For myself and many others of a certain age, Mike Oldfield’s Tubular Bells was the soundtrack of our lives, at least for a couple of years in the 1970s. Others will know it from TV commercials or by being terrified by The Exorcist soundtrack. For Australian musician Dan Holdsworth he found Tubular Bells through drinking wine with friend Aidan Roberts and listening to an old vinyl copy, which they ‘found fascinating’ and took one step further by making a show out of it with just the two of them recreating what a whole bunch of musicians playing 20 instruments usually do, writes Michael Holland.
They did a one-off show for friends with a few instruments, then again with more instrumentation, and before long Tubular Bells For Two was born. Since then it has amazed critics at the Edinburgh Fringe Festival, won awards and had Tom Bamford replace Aidan. But the concept remains the same: Two blokes juggling over 20 instruments live in a nail-biting tightrope theatre recreation of the classic album. Things can go wrong at any moment, and the slightest mistake or misplaced limb can bring the entire show crashing to a halt.
Dan and Tom, who is also a member of Indie rock band, Yeevs, were both born in the Blue Mountains, NSW, and have been musicians longer than they can remember.
Dan: ‘I can still remember the first time my mum let me put the needle on a record. I was 4 years old. It was ELO’s “A New World Record”… There’s something special about the event of listening to a vinyl record.’
Tom: ‘My parents must have seen something in me, they bought me a blue acoustic guitar for my 12th birthday. I played that thing to death and quickly realised music was something important to me.’
The young boys had supportive parents. Tom says, ‘They could see how important and necessary it all is, which was a real blessing for a young musician.; to be given that freedom to explore and grow without too much pressure.’
Daniel remembers that after early performances they were invited to the Edinburgh Fringe to perform their Tubular Bells. ‘We instantly sold-out and won a string of awards. I think the show really fit the fringe well because, while we’re serious about the music, the situation we’re in is comical and the task we have to pull off is almost acrobatic. The show is incredibly tense.’ Since then it has toured in New Zealand, across mainland Europe, Iceland, and the USA. ‘We’ve even been to Bendigo!’
I wondered if they had to learn new instruments to do this. Tom tells me, ‘Funnily enough, playing the tubular bells was not one of my fortes, however, they are fairly quick to figure out. The other instruments were all within our wheelhouse prior to doing this show.’
Dan reveals other problems: ‘There’s 20 instruments on stage, most of them are either string based, keyboard based or percussion, and I can play all of those instruments.

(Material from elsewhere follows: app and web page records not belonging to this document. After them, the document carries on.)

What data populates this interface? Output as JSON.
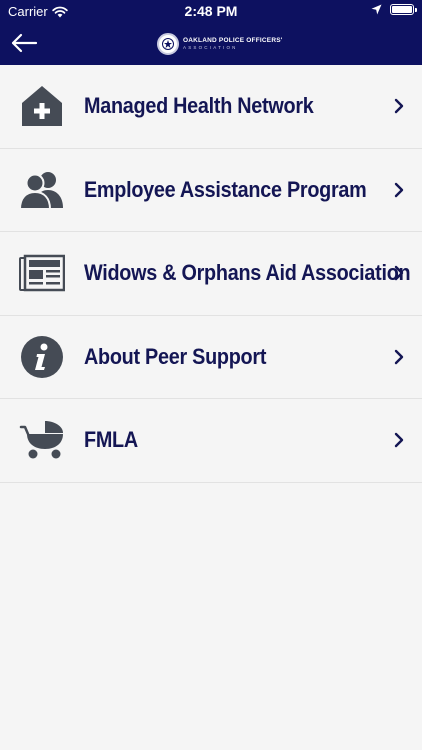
{
  "status_bar": {
    "carrier": "Carrier",
    "time": "2:48 PM"
  },
  "header": {
    "logo_line1": "OAKLAND POLICE OFFICERS'",
    "logo_line2": "ASSOCIATION",
    "back_icon": "arrow-left-icon"
  },
  "colors": {
    "header_bg": "#0d1160",
    "text": "#141654",
    "icon": "#454b55",
    "background": "#f5f5f5"
  },
  "menu": {
    "items": [
      {
        "label": "Managed Health Network",
        "icon": "health-house-icon"
      },
      {
        "label": "Employee Assistance Program",
        "icon": "users-icon"
      },
      {
        "label": "Widows & Orphans Aid Association",
        "icon": "newspaper-icon"
      },
      {
        "label": "About Peer Support",
        "icon": "info-icon"
      },
      {
        "label": "FMLA",
        "icon": "baby-carriage-icon"
      }
    ]
  }
}
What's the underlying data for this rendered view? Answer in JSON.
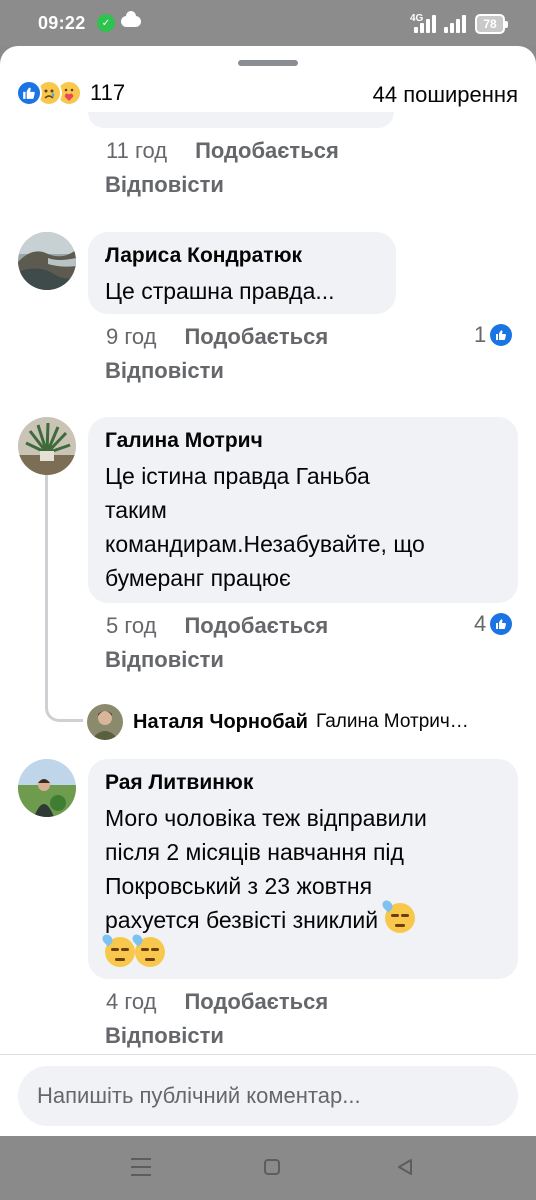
{
  "status_bar": {
    "time": "09:22",
    "network": "4G",
    "battery": "78"
  },
  "post_stats": {
    "reaction_icons": [
      "like-icon",
      "sad-icon",
      "care-icon"
    ],
    "reaction_count": "117",
    "shares": "44 поширення"
  },
  "top_comment": {
    "time": "11 год",
    "like_label": "Подобається",
    "reply_label": "Відповісти"
  },
  "comments": [
    {
      "name": "Лариса Кондратюк",
      "text": "Це страшна правда...",
      "time": "9 год",
      "like_label": "Подобається",
      "reply_label": "Відповісти",
      "likes": "1"
    },
    {
      "name": "Галина Мотрич",
      "text_lines": [
        "Це істина правда Ганьба",
        "таким",
        "командирам.Незабувайте, що",
        "бумеранг працює"
      ],
      "time": "5 год",
      "like_label": "Подобається",
      "reply_label": "Відповісти",
      "likes": "4"
    },
    {
      "name": "Рая Литвинюк",
      "text_lines": [
        "Мого чоловіка теж відправили",
        "після 2 місяців навчання під",
        "Покровський з 23 жовтня",
        "рахуется безвісті зниклий"
      ],
      "emojis": [
        "downcast-sweat-emoji",
        "downcast-sweat-emoji",
        "downcast-sweat-emoji"
      ],
      "time": "4 год",
      "like_label": "Подобається",
      "reply_label": "Відповісти"
    }
  ],
  "reply_preview": {
    "name": "Наталя Чорнобай",
    "text": "Галина Мотрич…"
  },
  "composer": {
    "placeholder": "Напишіть публічний коментар..."
  },
  "colors": {
    "accent": "#1b74e4",
    "bubble": "#f0f2f5",
    "secondary_text": "#65676b"
  }
}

I definitely had to improve my skills on a few of them, but on the whole I know them pretty well… The playing of the individual instruments isn’t what’s hard about the show, what’s incredibly difficult is trying to play multiple instruments at once.’
Amazingly the whole of the album will be recreated by these musical marvels, and I can’t wait to hear two slightly distorted guitars.
Dan is keen to let people know that, ‘For this tour we are lucky enough to have Mike Oldfield’s son supporting us. Luke Oldfield, and his band, Gypsyfingers, will be the opening act… And all with dad Mike’s blessing.’
Southbank Centre, Belvedere Road, London, SE1 8XX May 1st 2019. Time: 7.30pm. Admission: £25, £18.75 concs. Phone: 0203 879 9555